JUNIOR Cert students will soon have the opportunity to study Physical Education alongside Maths and English.
In response to a parliamentary question posed by Deputy Patrick O’Donovan, the Minister for Education, Ruairi Quinn confirmed that PE will contribute to Junior Cert results in the future.
Mr O’Donovan has made tackling the issue of childhood obesity one of his main goals, and the subsequent risk to the nation’s health and finances posed by the increase in diabetes.
He has proposed a number of initiatives including putting a health levy on video games and appointing an anti-obesity ambassador.
Mr O’Donovan pointed to a study carried out by UL in March, which found that teenage girls spend almost 19 hours a day either sitting or lying down. The study also found that participants spent longer periods sitting still during school than at the weekend.
“The findings were particularly worrying but unfortunately not all that surprising when one looks at the trend of increasing levels of diabetes amongst children in Ireland and the rise in the rate of childhood obesity. One of the ways which we can tackle these trends is by ensuring that schools are encouraged to emphasise the importance of PE as well as traditional academic subjects,” said Mr O’Donovan, who asked Minister Quinn if he would “consider introducing physical education as an exam subject for the Junior Cert”.
The Minister said he appreciated the importance of PE in promoting “positive well-being, and mental and physical health in schools, and the role this plays in supporting student achievement.
“As part of the revised Junior Cycle framework, there are 24 statements of learning which set out what students should learn. One of the statements provides that, at the end of Junior Cycle, students should be able to participate in physical activity confidently and competently,” wrote Minister Quinn.

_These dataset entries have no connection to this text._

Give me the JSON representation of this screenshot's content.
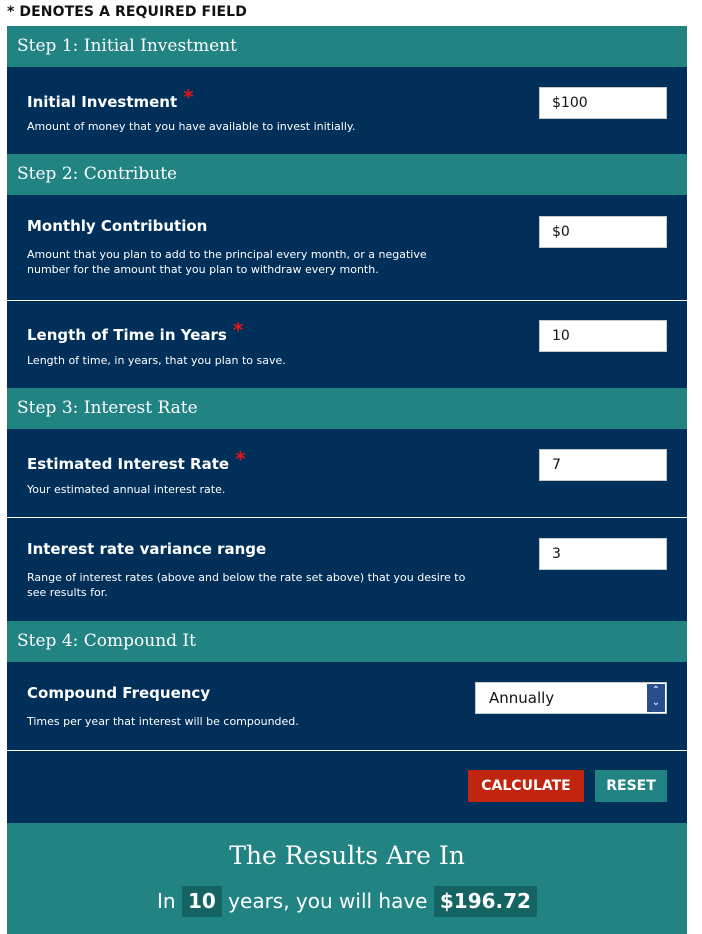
{
  "required_note": "* DENOTES A REQUIRED FIELD",
  "steps": [
    {
      "header": "Step 1: Initial Investment",
      "rows": [
        {
          "label": "Initial Investment",
          "required": "*",
          "desc": "Amount of money that you have available to invest initially.",
          "value": "$100"
        }
      ]
    },
    {
      "header": "Step 2: Contribute",
      "rows": [
        {
          "label": "Monthly Contribution",
          "required": "",
          "desc": "Amount that you plan to add to the principal every month, or a negative number for the amount that you plan to withdraw every month.",
          "value": "$0"
        },
        {
          "label": "Length of Time in Years",
          "required": "*",
          "desc": "Length of time, in years, that you plan to save.",
          "value": "10"
        }
      ]
    },
    {
      "header": "Step 3: Interest Rate",
      "rows": [
        {
          "label": "Estimated Interest Rate",
          "required": "*",
          "desc": "Your estimated annual interest rate.",
          "value": "7"
        },
        {
          "label": "Interest rate variance range",
          "required": "",
          "desc": "Range of interest rates (above and below the rate set above) that you desire to see results for.",
          "value": "3"
        }
      ]
    },
    {
      "header": "Step 4: Compound It",
      "rows": [
        {
          "label": "Compound Frequency",
          "required": "",
          "desc": "Times per year that interest will be compounded.",
          "value": "Annually"
        }
      ]
    }
  ],
  "buttons": {
    "calculate": "CALCULATE",
    "reset": "RESET"
  },
  "results": {
    "title": "The Results Are In",
    "prefix": "In",
    "years": "10",
    "middle": "years, you will have",
    "amount": "$196.72"
  },
  "colors": {
    "teal": "#228383",
    "navy": "#00305a",
    "red": "#c1250f",
    "required": "#e0161b"
  }
}
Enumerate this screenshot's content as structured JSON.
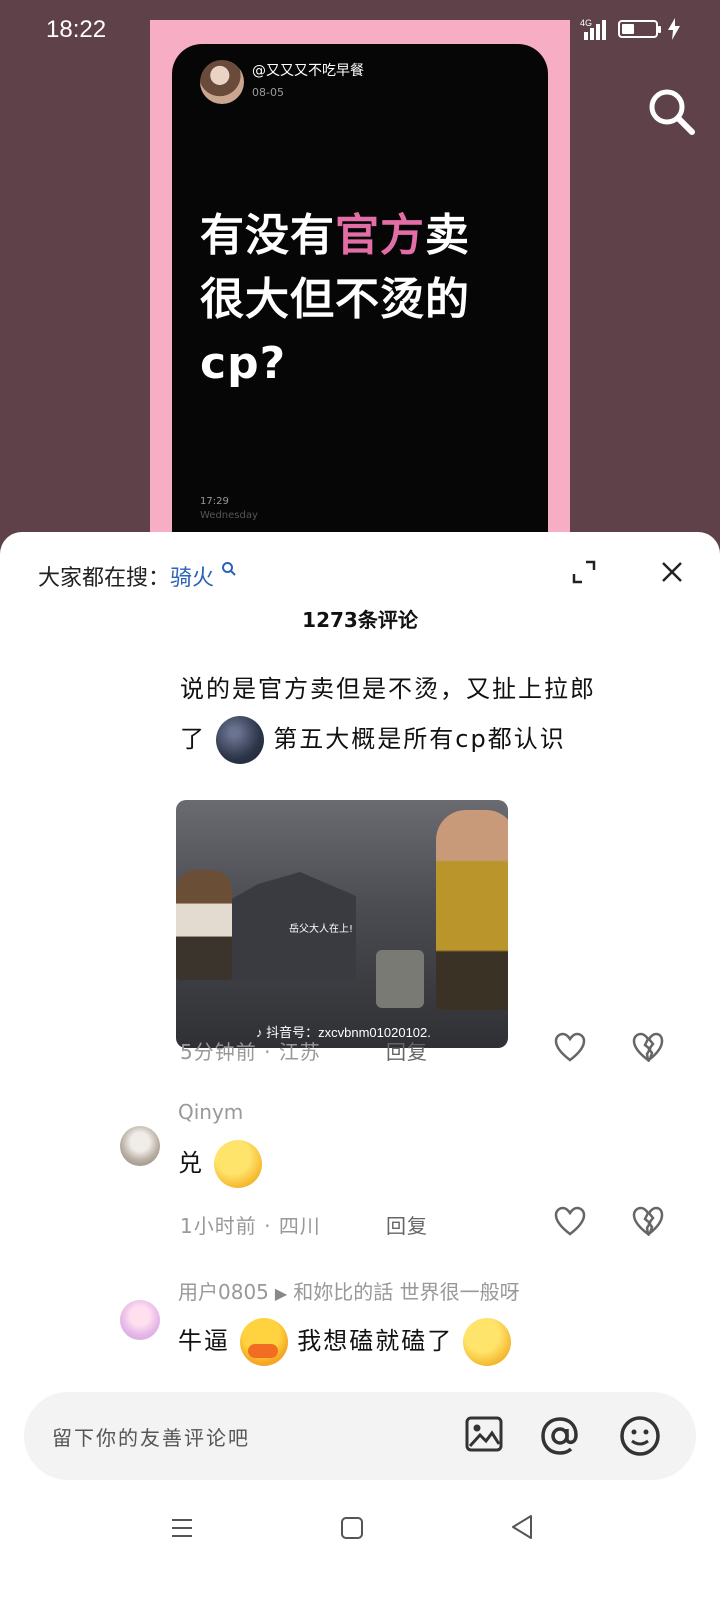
{
  "status_bar": {
    "time": "18:22",
    "network": "4G",
    "hd": "HD"
  },
  "post": {
    "username": "@又又又不吃早餐",
    "date": "08-05",
    "headline_before": "有没有",
    "headline_highlight": "官方",
    "headline_after": "卖很大但不烫的cp?",
    "time": "17:29",
    "day": "Wednesday"
  },
  "sheet": {
    "hot_search_label": "大家都在搜：",
    "hot_search_keyword": "骑火",
    "comment_count": "1273条评论"
  },
  "comments": [
    {
      "text_line1": "说的是官方卖但是不烫，又扯上拉郎",
      "text_line2_before": "了",
      "text_line2_after": "第五大概是所有cp都认识",
      "video_caption": "岳父大人在上!",
      "video_watermark": "抖音号：zxcvbnm01020102.",
      "time": "5分钟前",
      "location": "江苏",
      "reply": "回复"
    }
  ],
  "replies": [
    {
      "username": "Qinym",
      "text": "兑",
      "time": "1小时前",
      "location": "四川",
      "reply": "回复"
    },
    {
      "username": "用户0805",
      "reply_to": "和妳比的話 世界很一般呀",
      "text_before": "牛逼",
      "text_after": "我想磕就磕了"
    }
  ],
  "input": {
    "placeholder": "留下你的友善评论吧"
  },
  "colors": {
    "pink_frame": "#f7aec4",
    "highlight": "#e36ea7",
    "keyword": "#2c62b8",
    "backdrop": "#5e4149"
  }
}
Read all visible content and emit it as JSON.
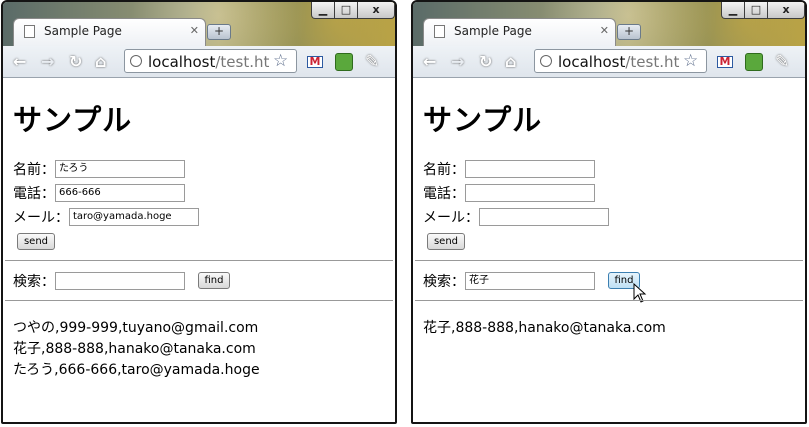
{
  "windows": [
    {
      "tab_title": "Sample Page",
      "url_host": "localhost",
      "url_path": "/test.ht",
      "heading": "サンプル",
      "form": {
        "name_label": "名前：",
        "name_value": "たろう",
        "phone_label": "電話：",
        "phone_value": "666-666",
        "mail_label": "メール：",
        "mail_value": "taro@yamada.hoge",
        "send_label": "send"
      },
      "search": {
        "label": "検索：",
        "value": "",
        "find_label": "find"
      },
      "results": [
        "つやの,999-999,tuyano@gmail.com",
        "花子,888-888,hanako@tanaka.com",
        "たろう,666-666,taro@yamada.hoge"
      ]
    },
    {
      "tab_title": "Sample Page",
      "url_host": "localhost",
      "url_path": "/test.ht",
      "heading": "サンプル",
      "form": {
        "name_label": "名前：",
        "name_value": "",
        "phone_label": "電話：",
        "phone_value": "",
        "mail_label": "メール：",
        "mail_value": "",
        "send_label": "send"
      },
      "search": {
        "label": "検索：",
        "value": "花子",
        "find_label": "find"
      },
      "results": [
        "花子,888-888,hanako@tanaka.com"
      ]
    }
  ],
  "window_controls": {
    "minimize": "▁",
    "maximize": "□",
    "close": "x"
  },
  "toolbar_icons": [
    "back-icon",
    "forward-icon",
    "reload-icon",
    "home-icon",
    "star-icon",
    "gmail-icon",
    "evernote-icon",
    "wrench-icon"
  ],
  "colors": {
    "find_hover": "#bfe0f4",
    "frame": "#141414"
  }
}
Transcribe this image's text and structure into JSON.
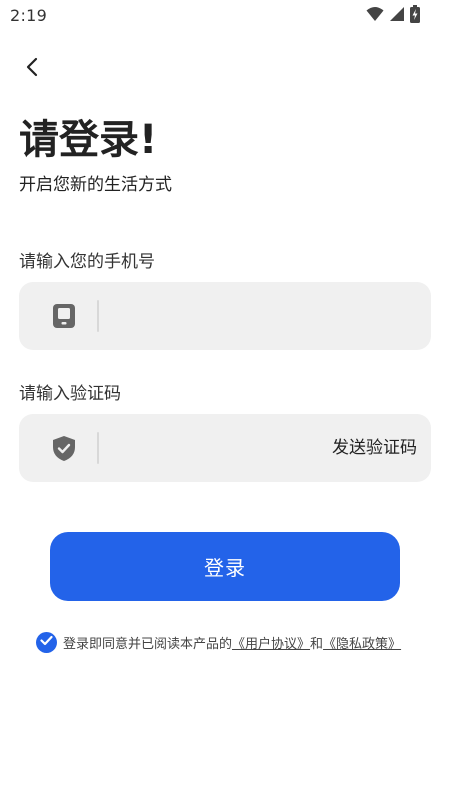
{
  "status_bar": {
    "time": "2:19",
    "icons": [
      "wifi-icon",
      "signal-icon",
      "battery-charging-icon"
    ]
  },
  "header": {
    "back_icon": "chevron-left-icon"
  },
  "title": "请登录!",
  "subtitle": "开启您新的生活方式",
  "phone_field": {
    "label": "请输入您的手机号",
    "icon": "phone-icon",
    "value": "",
    "placeholder": ""
  },
  "code_field": {
    "label": "请输入验证码",
    "icon": "shield-check-icon",
    "value": "",
    "placeholder": "",
    "send_button": "发送验证码"
  },
  "login_button": "登录",
  "agreement": {
    "checked": true,
    "prefix": "登录即同意并已阅读本产品的",
    "user_agreement": "《用户协议》",
    "conjunction": "和",
    "privacy_policy": "《隐私政策》"
  },
  "colors": {
    "accent": "#2363e9",
    "input_background": "#f0f0f0",
    "icon_gray": "#666666"
  }
}
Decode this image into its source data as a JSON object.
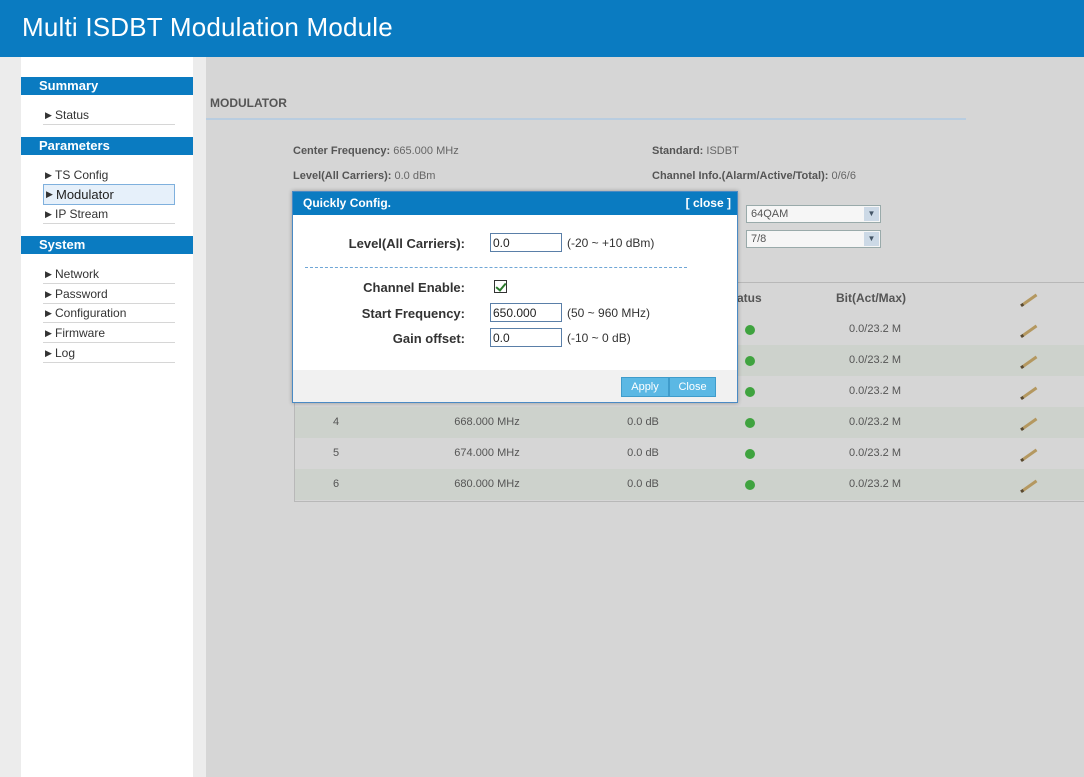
{
  "header": {
    "title": "Multi ISDBT Modulation Module"
  },
  "sidebar": {
    "summary": {
      "heading": "Summary",
      "items": [
        "Status"
      ]
    },
    "parameters": {
      "heading": "Parameters",
      "items": [
        "TS Config",
        "Modulator",
        "IP Stream"
      ]
    },
    "system": {
      "heading": "System",
      "items": [
        "Network",
        "Password",
        "Configuration",
        "Firmware",
        "Log"
      ]
    }
  },
  "main": {
    "title": "MODULATOR",
    "info": {
      "center_freq_label": "Center Frequency:",
      "center_freq_value": "665.000 MHz",
      "standard_label": "Standard:",
      "standard_value": "ISDBT",
      "level_label": "Level(All Carriers):",
      "level_value": "0.0 dBm",
      "channel_info_label": "Channel Info.(Alarm/Active/Total):",
      "channel_info_value": "0/6/6"
    },
    "selects": {
      "constellation": "64QAM",
      "code_rate": "7/8"
    },
    "table": {
      "headers": {
        "status": "tatus",
        "bit": "Bit(Act/Max)"
      },
      "rows": [
        {
          "no": "",
          "freq": "",
          "gain": "",
          "bit": "0.0/23.2 M"
        },
        {
          "no": "",
          "freq": "",
          "gain": "",
          "bit": "0.0/23.2 M"
        },
        {
          "no": "",
          "freq": "",
          "gain": "",
          "bit": "0.0/23.2 M"
        },
        {
          "no": "4",
          "freq": "668.000 MHz",
          "gain": "0.0 dB",
          "bit": "0.0/23.2 M"
        },
        {
          "no": "5",
          "freq": "674.000 MHz",
          "gain": "0.0 dB",
          "bit": "0.0/23.2 M"
        },
        {
          "no": "6",
          "freq": "680.000 MHz",
          "gain": "0.0 dB",
          "bit": "0.0/23.2 M"
        }
      ]
    }
  },
  "modal": {
    "title": "Quickly Config.",
    "close_link": "[ close ]",
    "level_label": "Level(All Carriers):",
    "level_value": "0.0",
    "level_range": "(-20 ~ +10 dBm)",
    "channel_enable_label": "Channel Enable:",
    "start_freq_label": "Start Frequency:",
    "start_freq_value": "650.000",
    "start_freq_range": "(50 ~ 960 MHz)",
    "gain_label": "Gain offset:",
    "gain_value": "0.0",
    "gain_range": "(-10 ~ 0 dB)",
    "apply_label": "Apply",
    "close_label": "Close"
  },
  "colors": {
    "brand": "#0a7bc1",
    "status_ok": "#3fa33f",
    "button": "#5bb8e4"
  }
}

“As part of the Junior Cycle review there will be an opportunity for schools to provide short courses which can be assessed as part of the Junior Cert. Short courses will generally be locally developed, of 100 hours duration and will be assessed by means of a portfolio. There will be scope under these arrangements for schools to extend the provision for sports and PE, including as part of the Junior Cert qualification, should they wish to do so,” added Minister Quinn. Mr O’Donovan said: “A change such as this could offer the gentle nudge that is required to help our youth get outside a little more and spend that bit more time on their feet as opposed to on a couch. Having more exercise in children’s routines, coupled with a good diet, will have many benefits for each individual and for the country as a whole in the long run.”